Here are some visual lessons about several ways I find an image when painting a rawhide drum.  I begin with raw earth pigments from a company like www.earthpigments.com.  They have a good website with lots of instruction videos.  Choose a few basic colors to begin: black, brown, yellow, red, blue, green.  I use small inexpensive brushes from an art or hardware store. 

I spend many hours just gazing into the rawhide surface.  I am not trying to find anything so much as I am waiting for something to find me.  

Often I see eyes first.

  I usually start by painting the eyes of the creature.  I go very slowly, using only a tiny amount of color at a time because the picture is difficult to take back off the drum if I don't like where I am going with the image.  This is because the earth pigment mixes with the natural keratin in the deer skin and becomes like a tattoo. I wet the brush and touch it into the pigment on the jar lid, mixing a little of the color into the water.  This I touch onto a paper towel to wipe off most of the color before applying it to the drum head.

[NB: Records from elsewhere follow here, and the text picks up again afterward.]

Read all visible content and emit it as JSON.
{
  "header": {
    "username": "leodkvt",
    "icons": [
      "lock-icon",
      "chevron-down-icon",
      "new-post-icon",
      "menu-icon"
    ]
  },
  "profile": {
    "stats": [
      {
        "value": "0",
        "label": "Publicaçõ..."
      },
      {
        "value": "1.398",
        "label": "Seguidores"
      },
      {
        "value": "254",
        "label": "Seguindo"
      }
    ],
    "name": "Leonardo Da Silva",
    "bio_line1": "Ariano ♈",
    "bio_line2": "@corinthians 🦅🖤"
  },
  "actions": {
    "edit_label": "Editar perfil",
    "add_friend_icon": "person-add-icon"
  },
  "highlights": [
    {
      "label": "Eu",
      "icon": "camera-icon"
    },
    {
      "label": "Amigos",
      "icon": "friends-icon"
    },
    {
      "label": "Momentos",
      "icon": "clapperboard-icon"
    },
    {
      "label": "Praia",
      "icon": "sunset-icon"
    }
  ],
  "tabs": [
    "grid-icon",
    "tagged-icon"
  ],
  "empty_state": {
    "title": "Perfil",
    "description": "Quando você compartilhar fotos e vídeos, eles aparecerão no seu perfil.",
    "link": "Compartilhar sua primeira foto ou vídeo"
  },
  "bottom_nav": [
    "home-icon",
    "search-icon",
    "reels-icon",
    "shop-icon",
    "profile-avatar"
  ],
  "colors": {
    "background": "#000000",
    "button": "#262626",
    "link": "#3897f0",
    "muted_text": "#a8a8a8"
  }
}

When I am all finished I close my eyes and rub with the flat of my hand, palm down, over the entire drum head.  This blurs and shifts and changes what I have done so now the image is coming from Mystery as well as my paintbrush.  

Sometimes I begin by just touching my dry brush into the pigment on the lid of the jar.  A very small amount.  I "dust" around the image I see in the drum like I was painting a faintly colored outline of the creature

I let the image "rest" on the drum for several hours or a day before going back to paint more. This is because I believe the creature is choosing to show me its face, body and mood and so I wait for it to adjust to what I have already painted before doing more.

Remarkable though it seems, almost none of this image of Cloud-Woman-Brings-the-Night is painted by me.  

Sometimes someone will tell me a story about the personal situation that is calling for them to have a drum.  This drum was very compelling to a woman who wanted me to paint it, and then told a story about an ancestor and an unexpected baby.  While I do not decide to paint a particular creature or scene before I start, sometimes a story will guide my eyes.

When I turned the drum head around so the bullet hole was in the lower left, I saw a baby quite clearly. 

A woman of peculiar proportion also emerged. Probably my hardest job when painting a rawhide drum is to not impose my preferences on the image.  You might say I am a secretary who is only noticed when she isn't doing her job. 

I saw a face above the bullet hole.

Defining the figure on the left with the color blue of the spirit world, and the figure on the right with the red of this world caused the two colors to join in the baby, and suddenly there was the story of a Grandmother bringing a child spirit to her Grand-daughter. 

When every part, and every part between the part is whole, I know I could not by myself have invented the elegance and simplicity of the rawhide drum painting.  

Each painted drum image is an oracle of meaning from another reality.  Just like the Journey Oracle cards create a journey into meaning by entering the inner reality of our unconscious wisdom.  But how these oracle cards were painted is another story.  

Thursday, August 4, 2016

Shamanic lessons from Nature painting

I started my artist’s life early in watercolor classes after school, and the flow of paint over paper enchants me still.  I see the magic everywhere without making it up anywhere.  

Every shape and tone and shade really existed at the moment I saw it in nature, so when I paint every part, and every part between the part, is whole. 


A “big” painting in acrylic on matte board takes me a year to complete.  An underpainting of Hooker’s Green and Prism Violet creates a foundation of detail.

Ten or more layers of complexly mixed colors are laid over this foundation, like building a symphony of color above the base notes. 

Broad washes of color tone the temperature and emotion to finish the work. 

Luther Burbank said; "Nature is an exacting mistress and a jealous teacher; she does not reveal herself wholly to the amateur or the dabbler, and she will not cooperate fully and generously with the man who takes her lessons or her work lightly."

Such is the shamanic lesson of a bank of ferns and brush beside a gravel road.  It asks of the student, "How do you like the Underworld?"